You're under no obligation to reconsider what you've already chosen - but if you would like to change where and what you're studying, you'll need to register this in Track. However, as many competitive courses may now be full, you'll have to search the vacancies to see what's left.
To discuss course vacancies you're interested in, contact the university admissions office directly. You can only verbally agree on one course choice, which will then appear on Track. Once you've confirmed this offer through the UCAS service, you'll lose your original choice in preference of this new course/university.
If you only applied for the one course in your original application (at the reduced rate), you'll need to pay the extra £11 fee to be eligible to apply for another course.
Adjustment can only be used during five 24 hour periods (which includes weekends), unless there are less than five days to go until 31 August. This period begins from when your conditional firm offer becomes an unconditional firm offer, or on A-level results day - whichever arrives first.
Visit UCAS for more information on the Adjustment service.
Marta Topornicka, head of student recruitment marketing at Middlesex University, offers her advice on how to navigate Clearing:
- Don't panic if you don't get the grades you were expecting and be prepared to shop around for suitable courses.
- Listen to advice from parents and teachers as well as university academics and programme leaders when considering courses through Clearing.
- Prior to results day, be prepared by speaking to admissions advisers on the likelihood of spaces being available. While they won't be able to confirm exact numbers, you'll get a good idea.
- Consider retaking your exams, if your heart's set on a particular subject. Speak to your teachers, as they're perfectly placed to offer guidance on resitting, or if there are universities that might take you for a similar course.
- Pick up the phone and call university hotline numbers between Thursday morning and late afternoon, with trained advisers taking you through the process step by step.
- Be ready to answer questions on your reasons for choosing a specific course (as well as your academic ability), as they'll want to know you're the right fit. You may even be asked to speak to a programme leader about the course, or be invited for an interview.
- Be aware of dates and times, including the fact that most courses won’t close until the end of the first day of Clearing. Hotlines will stay open until September, giving you time to discuss your options with those closest to you.
- Take notes, jotting down reference numbers and words of advice, while having your UCAS number to hand.
- Only when you're 100% sure on a decision, put in a formal offer via Track. This can be done after 5pm on results day, so use your time to research, browse websites, view virtual tours, check social media channels and get a feel for the university and area.

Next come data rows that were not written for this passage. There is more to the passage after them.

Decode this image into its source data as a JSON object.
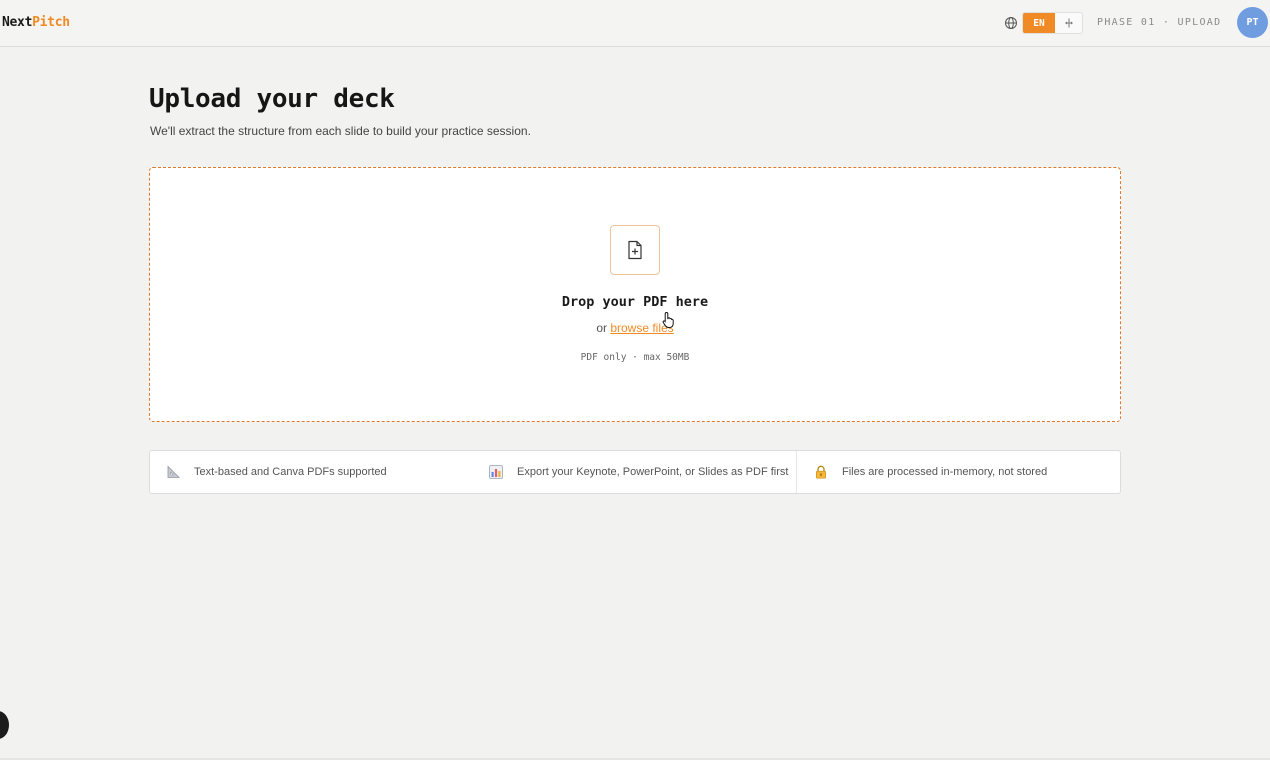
{
  "header": {
    "logo_part1": "Next",
    "logo_part2": "Pitch",
    "lang_active": "EN",
    "lang_alt_icon": "split-icon",
    "phase_text": "PHASE 01 · UPLOAD",
    "avatar_initials": "PT",
    "colors": {
      "accent": "#f08a24",
      "avatar": "#6f9de0"
    }
  },
  "main": {
    "title": "Upload your deck",
    "subtitle": "We'll extract the structure from each slide to build your practice session.",
    "dropzone": {
      "title": "Drop your PDF here",
      "or_text": "or ",
      "browse_link": "browse files",
      "hint": "PDF only · max 50MB"
    },
    "info": [
      {
        "icon": "triangle-ruler-icon",
        "text": "Text-based and Canva PDFs supported"
      },
      {
        "icon": "bar-chart-icon",
        "text": "Export your Keynote, PowerPoint, or Slides as PDF first"
      },
      {
        "icon": "lock-icon",
        "text": "Files are processed in-memory, not stored"
      }
    ]
  }
}
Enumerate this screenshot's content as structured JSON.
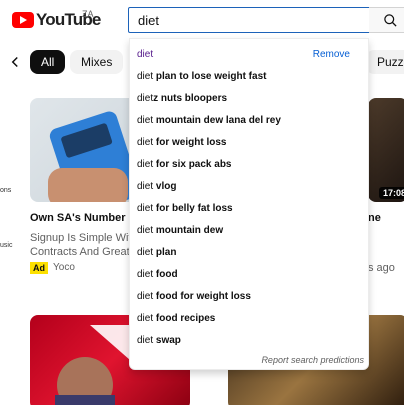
{
  "header": {
    "logo_text": "YouTube",
    "country_code": "ZA",
    "search_value": "diet",
    "search_icon": "search-icon"
  },
  "chips": [
    {
      "label": "All",
      "active": true
    },
    {
      "label": "Mixes",
      "active": false
    },
    {
      "label": "Puzzle",
      "active": false
    }
  ],
  "sidebar_fragments": [
    "ons",
    "usic"
  ],
  "videos": [
    {
      "title": "Own SA's Number 1 C",
      "description_line1": "Signup Is Simple With",
      "description_line2": "Contracts And Great C",
      "ad_badge": "Ad",
      "channel": "Yoco"
    },
    {
      "duration": "17:08",
      "title_fragment": "ne",
      "meta_fragment": "s ago"
    }
  ],
  "suggestions": {
    "history_item": {
      "prefix": "diet",
      "rest": "",
      "remove_label": "Remove"
    },
    "items": [
      {
        "prefix": "diet",
        "rest": " plan to lose weight fast"
      },
      {
        "prefix": "diet",
        "rest": "z nuts bloopers"
      },
      {
        "prefix": "diet",
        "rest": " mountain dew lana del rey"
      },
      {
        "prefix": "diet",
        "rest": " for weight loss"
      },
      {
        "prefix": "diet",
        "rest": " for six pack abs"
      },
      {
        "prefix": "diet",
        "rest": " vlog"
      },
      {
        "prefix": "diet",
        "rest": " for belly fat loss"
      },
      {
        "prefix": "diet",
        "rest": " mountain dew"
      },
      {
        "prefix": "diet",
        "rest": " plan"
      },
      {
        "prefix": "diet",
        "rest": " food"
      },
      {
        "prefix": "diet",
        "rest": " food for weight loss"
      },
      {
        "prefix": "diet",
        "rest": " food recipes"
      },
      {
        "prefix": "diet",
        "rest": " swap"
      }
    ],
    "report_label": "Report search predictions"
  },
  "colors": {
    "brand_red": "#ff0000",
    "link_blue": "#065fd4",
    "history_purple": "#551a8b",
    "ad_yellow": "#fce000"
  }
}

- Be patient, with hundreds of students to process, it can take between half a day and a day for the university to make a decision and respond. If you haven't heard back by the next day, give them a call to find out about your place.
- Don't worry that you applied late, as you'll still get a welcome pack and they'll make sure that you're all set for freshers week.